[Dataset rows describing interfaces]
--------------------

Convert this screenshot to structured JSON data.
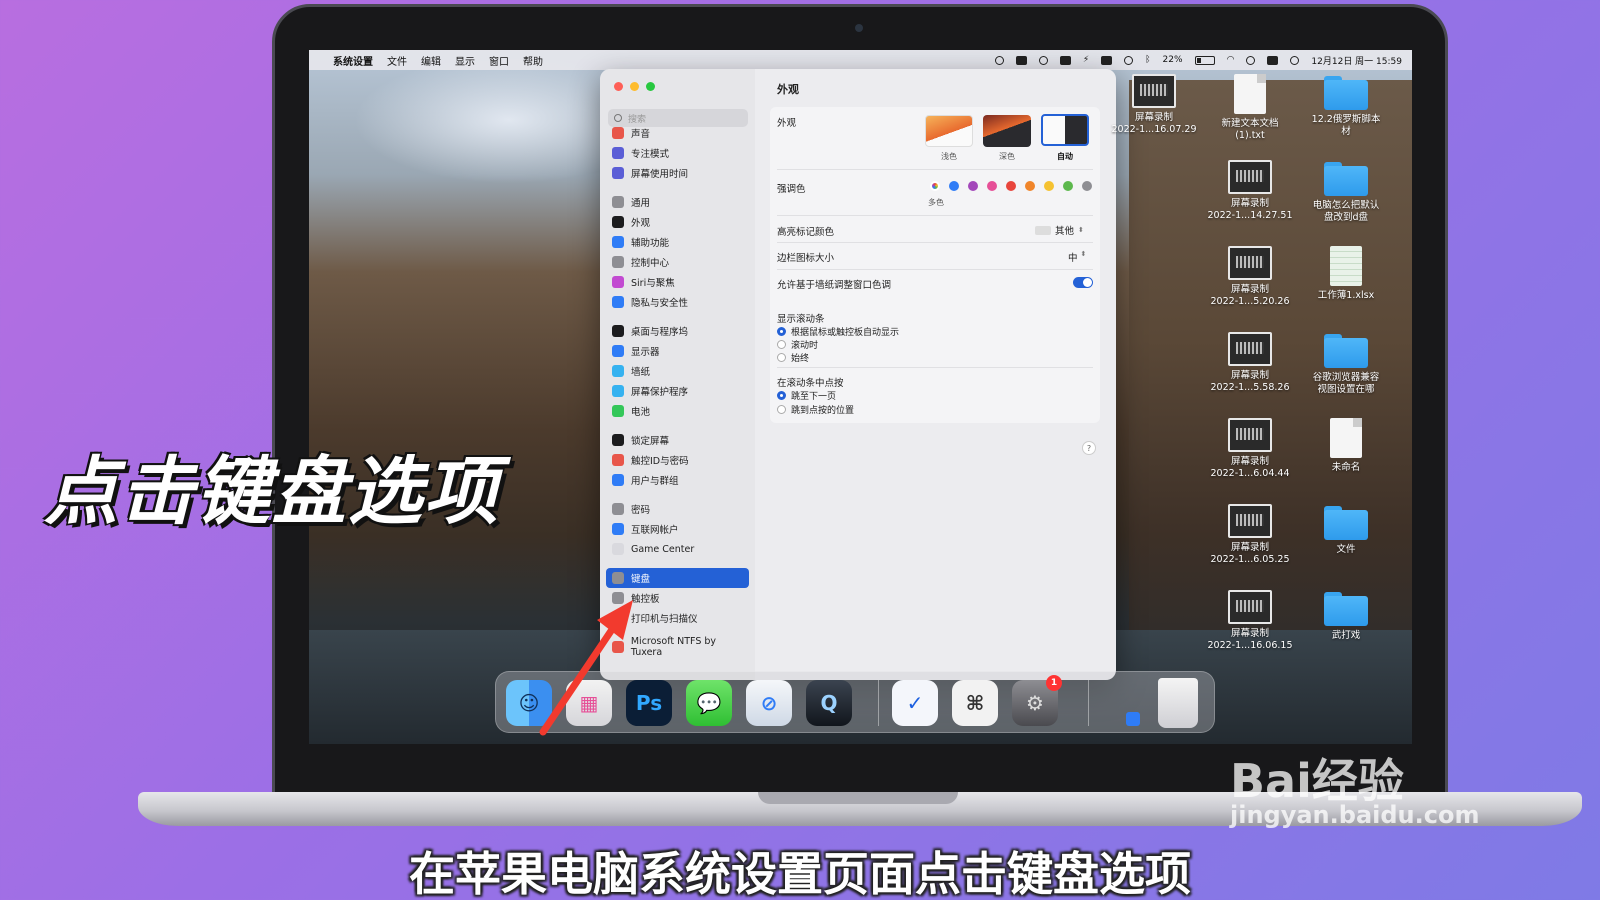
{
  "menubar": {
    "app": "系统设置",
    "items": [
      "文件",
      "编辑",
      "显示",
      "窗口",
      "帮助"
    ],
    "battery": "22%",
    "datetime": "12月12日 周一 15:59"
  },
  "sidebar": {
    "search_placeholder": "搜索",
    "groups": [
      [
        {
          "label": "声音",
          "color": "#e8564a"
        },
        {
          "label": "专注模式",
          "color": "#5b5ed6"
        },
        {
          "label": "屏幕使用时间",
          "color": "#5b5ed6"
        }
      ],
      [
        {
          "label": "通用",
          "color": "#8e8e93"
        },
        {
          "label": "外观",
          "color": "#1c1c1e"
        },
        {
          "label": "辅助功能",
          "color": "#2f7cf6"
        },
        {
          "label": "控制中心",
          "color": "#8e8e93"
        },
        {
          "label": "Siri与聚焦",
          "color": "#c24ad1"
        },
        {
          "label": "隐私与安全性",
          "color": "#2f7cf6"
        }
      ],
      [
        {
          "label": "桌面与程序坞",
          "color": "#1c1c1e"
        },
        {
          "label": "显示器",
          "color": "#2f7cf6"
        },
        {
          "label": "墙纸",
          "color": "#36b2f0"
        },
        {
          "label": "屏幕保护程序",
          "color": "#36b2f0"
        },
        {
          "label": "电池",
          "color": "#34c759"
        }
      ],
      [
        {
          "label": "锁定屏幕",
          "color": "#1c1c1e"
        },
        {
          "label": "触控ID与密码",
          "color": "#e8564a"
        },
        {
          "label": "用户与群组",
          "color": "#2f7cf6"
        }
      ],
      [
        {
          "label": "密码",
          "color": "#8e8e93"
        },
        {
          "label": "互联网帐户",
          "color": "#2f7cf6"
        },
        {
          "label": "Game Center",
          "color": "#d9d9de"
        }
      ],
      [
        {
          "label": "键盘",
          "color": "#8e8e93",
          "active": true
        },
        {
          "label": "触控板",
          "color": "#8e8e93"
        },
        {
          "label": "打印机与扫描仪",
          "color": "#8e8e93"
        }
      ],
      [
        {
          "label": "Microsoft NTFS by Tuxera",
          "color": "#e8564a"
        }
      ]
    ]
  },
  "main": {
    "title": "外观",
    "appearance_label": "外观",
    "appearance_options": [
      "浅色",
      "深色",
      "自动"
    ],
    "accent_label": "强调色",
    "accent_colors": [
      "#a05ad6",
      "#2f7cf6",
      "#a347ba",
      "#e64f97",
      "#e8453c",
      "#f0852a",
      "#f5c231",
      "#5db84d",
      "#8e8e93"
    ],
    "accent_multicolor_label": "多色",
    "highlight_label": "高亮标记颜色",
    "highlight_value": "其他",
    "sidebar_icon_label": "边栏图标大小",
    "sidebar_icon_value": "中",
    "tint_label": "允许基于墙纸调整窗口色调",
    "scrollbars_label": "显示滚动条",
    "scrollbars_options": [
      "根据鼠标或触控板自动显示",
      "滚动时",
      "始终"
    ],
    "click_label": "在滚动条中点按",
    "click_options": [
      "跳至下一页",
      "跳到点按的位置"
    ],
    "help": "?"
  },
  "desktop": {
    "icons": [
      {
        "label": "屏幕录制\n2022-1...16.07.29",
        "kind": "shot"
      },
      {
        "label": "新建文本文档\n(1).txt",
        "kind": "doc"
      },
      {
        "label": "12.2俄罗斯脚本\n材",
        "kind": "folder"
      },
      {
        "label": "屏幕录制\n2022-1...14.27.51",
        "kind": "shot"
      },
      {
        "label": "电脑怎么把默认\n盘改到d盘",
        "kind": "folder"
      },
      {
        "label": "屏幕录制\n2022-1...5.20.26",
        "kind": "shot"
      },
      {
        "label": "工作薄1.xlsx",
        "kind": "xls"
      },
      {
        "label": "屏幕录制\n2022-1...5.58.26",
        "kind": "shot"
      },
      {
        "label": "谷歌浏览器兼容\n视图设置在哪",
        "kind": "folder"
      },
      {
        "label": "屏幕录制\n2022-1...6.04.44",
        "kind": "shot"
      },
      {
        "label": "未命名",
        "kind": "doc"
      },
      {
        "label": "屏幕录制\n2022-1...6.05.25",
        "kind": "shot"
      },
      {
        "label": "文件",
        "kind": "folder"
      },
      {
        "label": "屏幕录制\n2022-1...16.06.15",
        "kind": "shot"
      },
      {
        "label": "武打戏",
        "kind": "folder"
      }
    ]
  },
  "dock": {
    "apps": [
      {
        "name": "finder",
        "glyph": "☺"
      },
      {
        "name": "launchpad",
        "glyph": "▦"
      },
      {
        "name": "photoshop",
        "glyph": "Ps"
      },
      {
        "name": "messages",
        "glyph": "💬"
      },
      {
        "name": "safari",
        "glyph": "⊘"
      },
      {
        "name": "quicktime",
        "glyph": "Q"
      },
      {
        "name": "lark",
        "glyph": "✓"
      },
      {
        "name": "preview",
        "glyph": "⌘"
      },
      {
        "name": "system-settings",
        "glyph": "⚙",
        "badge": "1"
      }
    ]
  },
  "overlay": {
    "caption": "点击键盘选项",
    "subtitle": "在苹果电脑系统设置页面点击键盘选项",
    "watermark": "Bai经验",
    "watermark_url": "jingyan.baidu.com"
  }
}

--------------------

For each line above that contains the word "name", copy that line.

■ Written answer
        "name": "finder",
        "name": "launchpad",
        "name": "photoshop",
        "name": "messages",
        "name": "safari",
        "name": "quicktime",
        "name": "lark",
        "name": "preview",
        "name": "system-settings",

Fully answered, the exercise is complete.